_ASSIGNED TASK:_
Filter out all lines without the word "field" from the data below, please, and copy the rest.

_SUPPLIED RECORDS:_
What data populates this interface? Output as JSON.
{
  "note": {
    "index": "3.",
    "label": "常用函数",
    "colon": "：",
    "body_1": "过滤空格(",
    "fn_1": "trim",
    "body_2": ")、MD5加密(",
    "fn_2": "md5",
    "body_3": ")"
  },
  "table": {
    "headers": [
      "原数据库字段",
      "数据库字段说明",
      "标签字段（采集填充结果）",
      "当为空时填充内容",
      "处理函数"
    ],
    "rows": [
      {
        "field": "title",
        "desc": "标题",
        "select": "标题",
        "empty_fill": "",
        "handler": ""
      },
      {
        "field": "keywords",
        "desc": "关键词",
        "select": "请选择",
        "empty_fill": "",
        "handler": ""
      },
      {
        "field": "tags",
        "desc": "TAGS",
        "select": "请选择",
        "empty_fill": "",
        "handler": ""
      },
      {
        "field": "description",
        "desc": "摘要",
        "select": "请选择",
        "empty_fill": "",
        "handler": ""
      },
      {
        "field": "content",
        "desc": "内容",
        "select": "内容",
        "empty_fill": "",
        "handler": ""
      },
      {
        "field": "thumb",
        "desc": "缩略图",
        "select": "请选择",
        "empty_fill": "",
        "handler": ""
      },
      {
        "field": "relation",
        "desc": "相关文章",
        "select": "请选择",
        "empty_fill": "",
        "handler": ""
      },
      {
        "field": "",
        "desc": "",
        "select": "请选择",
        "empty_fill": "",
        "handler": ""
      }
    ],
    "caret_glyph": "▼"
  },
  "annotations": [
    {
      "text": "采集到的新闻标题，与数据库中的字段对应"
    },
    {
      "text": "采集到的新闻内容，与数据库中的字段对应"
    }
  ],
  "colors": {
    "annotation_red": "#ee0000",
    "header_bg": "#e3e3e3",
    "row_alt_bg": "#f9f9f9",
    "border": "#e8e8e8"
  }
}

_EXPECTED ANSWER:_
        "field": "title",
        "field": "keywords",
        "field": "tags",
        "field": "description",
        "field": "content",
        "field": "thumb",
        "field": "relation",
        "field": "",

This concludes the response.